• Work request
Every line of the following records that includes "this" should be copied.

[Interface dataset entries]
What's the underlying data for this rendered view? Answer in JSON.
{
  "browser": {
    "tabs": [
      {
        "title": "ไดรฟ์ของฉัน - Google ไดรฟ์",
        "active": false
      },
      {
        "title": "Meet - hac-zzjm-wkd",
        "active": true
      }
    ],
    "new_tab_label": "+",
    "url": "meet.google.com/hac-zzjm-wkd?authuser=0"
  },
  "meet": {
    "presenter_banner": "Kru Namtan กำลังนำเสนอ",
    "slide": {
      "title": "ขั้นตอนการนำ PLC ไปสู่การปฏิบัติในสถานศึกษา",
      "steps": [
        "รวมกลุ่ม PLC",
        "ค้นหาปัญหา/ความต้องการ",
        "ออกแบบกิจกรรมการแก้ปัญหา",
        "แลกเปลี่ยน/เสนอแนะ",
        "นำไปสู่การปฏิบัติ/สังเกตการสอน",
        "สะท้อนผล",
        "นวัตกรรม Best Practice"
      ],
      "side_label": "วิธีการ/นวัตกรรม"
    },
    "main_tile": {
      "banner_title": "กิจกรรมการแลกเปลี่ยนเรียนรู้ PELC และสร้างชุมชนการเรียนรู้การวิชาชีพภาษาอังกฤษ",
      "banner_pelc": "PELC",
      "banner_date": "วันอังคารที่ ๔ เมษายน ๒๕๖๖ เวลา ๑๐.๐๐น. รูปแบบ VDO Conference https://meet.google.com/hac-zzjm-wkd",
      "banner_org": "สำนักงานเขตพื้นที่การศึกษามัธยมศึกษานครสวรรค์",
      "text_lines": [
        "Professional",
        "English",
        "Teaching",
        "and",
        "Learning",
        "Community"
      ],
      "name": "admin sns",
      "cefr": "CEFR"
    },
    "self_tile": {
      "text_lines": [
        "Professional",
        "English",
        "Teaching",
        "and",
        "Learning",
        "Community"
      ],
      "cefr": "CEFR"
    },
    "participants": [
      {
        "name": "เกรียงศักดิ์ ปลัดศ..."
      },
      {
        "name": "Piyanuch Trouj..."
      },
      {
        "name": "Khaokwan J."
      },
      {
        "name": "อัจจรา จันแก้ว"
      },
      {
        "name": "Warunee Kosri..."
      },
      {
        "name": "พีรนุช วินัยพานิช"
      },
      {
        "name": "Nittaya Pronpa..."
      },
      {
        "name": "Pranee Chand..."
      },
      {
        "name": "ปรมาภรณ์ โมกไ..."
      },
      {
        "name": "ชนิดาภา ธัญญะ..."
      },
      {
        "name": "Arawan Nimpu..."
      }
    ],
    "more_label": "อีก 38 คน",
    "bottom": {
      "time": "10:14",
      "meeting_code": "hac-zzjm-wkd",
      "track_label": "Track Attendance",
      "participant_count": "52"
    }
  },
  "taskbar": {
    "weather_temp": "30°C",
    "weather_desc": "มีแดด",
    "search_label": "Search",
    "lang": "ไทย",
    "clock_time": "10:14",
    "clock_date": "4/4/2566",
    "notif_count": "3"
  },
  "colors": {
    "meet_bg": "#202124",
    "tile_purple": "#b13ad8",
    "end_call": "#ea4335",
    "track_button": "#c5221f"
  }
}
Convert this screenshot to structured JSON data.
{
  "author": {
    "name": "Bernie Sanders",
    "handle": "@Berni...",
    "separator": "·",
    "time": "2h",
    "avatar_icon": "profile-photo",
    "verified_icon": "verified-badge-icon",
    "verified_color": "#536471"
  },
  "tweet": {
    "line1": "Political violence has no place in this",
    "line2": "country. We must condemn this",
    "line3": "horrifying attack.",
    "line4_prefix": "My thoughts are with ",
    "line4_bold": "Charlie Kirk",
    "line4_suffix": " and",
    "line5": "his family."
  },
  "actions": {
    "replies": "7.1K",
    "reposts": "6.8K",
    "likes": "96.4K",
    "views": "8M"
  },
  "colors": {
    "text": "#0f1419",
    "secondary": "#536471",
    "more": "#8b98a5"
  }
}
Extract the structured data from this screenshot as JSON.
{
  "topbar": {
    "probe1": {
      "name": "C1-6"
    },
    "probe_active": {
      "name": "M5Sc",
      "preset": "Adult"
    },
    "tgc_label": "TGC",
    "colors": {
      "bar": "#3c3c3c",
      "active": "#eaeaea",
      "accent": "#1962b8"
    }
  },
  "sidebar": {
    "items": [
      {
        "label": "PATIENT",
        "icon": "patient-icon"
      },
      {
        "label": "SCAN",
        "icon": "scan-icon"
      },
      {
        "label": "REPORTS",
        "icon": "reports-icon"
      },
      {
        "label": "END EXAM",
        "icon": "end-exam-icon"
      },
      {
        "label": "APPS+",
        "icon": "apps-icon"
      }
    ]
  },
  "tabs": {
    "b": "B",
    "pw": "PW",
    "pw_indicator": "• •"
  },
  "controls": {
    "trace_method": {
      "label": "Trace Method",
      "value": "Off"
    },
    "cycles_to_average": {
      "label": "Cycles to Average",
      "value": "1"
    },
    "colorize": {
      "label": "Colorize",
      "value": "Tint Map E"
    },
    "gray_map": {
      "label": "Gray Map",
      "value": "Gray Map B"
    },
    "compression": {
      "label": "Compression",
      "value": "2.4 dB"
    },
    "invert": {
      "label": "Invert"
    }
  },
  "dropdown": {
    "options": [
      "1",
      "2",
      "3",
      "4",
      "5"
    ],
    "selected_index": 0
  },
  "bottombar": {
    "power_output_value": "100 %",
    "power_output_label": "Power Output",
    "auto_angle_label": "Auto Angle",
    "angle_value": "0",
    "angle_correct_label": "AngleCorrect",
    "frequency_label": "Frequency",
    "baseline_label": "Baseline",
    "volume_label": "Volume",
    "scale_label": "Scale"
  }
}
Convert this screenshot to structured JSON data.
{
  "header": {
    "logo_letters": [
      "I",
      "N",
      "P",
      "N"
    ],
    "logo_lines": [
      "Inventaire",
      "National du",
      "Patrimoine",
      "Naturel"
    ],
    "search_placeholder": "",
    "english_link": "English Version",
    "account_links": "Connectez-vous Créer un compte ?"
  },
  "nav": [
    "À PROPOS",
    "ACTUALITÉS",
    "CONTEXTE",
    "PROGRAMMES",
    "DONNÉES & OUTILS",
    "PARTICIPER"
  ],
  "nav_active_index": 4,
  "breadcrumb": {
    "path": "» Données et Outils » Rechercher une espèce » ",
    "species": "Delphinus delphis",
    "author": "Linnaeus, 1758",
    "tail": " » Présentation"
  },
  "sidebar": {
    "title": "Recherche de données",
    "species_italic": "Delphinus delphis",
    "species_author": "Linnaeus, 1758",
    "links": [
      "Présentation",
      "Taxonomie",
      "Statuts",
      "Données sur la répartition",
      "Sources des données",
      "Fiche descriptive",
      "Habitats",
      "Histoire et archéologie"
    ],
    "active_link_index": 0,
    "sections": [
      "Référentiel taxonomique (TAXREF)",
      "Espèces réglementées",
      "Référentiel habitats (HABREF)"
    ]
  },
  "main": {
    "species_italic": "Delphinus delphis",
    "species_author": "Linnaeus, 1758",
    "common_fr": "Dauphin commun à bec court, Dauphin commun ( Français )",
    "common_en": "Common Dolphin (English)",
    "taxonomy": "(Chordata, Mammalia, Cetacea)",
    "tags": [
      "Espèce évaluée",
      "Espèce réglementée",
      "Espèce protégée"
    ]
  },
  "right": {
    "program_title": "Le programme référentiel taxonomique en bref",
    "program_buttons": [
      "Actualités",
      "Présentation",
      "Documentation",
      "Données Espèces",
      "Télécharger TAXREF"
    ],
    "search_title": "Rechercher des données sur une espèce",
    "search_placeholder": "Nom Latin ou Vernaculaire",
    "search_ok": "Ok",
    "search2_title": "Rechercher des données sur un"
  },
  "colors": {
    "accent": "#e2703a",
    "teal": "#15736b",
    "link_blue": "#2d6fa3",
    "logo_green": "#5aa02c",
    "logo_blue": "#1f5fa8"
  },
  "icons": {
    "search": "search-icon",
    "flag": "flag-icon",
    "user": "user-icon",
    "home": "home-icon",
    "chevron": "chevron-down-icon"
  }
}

• Reply
What's the underlying data for this rendered view? Answer in JSON.
Convert this screenshot to structured JSON data.
    "line1": "Political violence has no place in this",
    "line2": "country. We must condemn this",
Extract the structured data from this screenshot as JSON.
Convert this screenshot to structured JSON data.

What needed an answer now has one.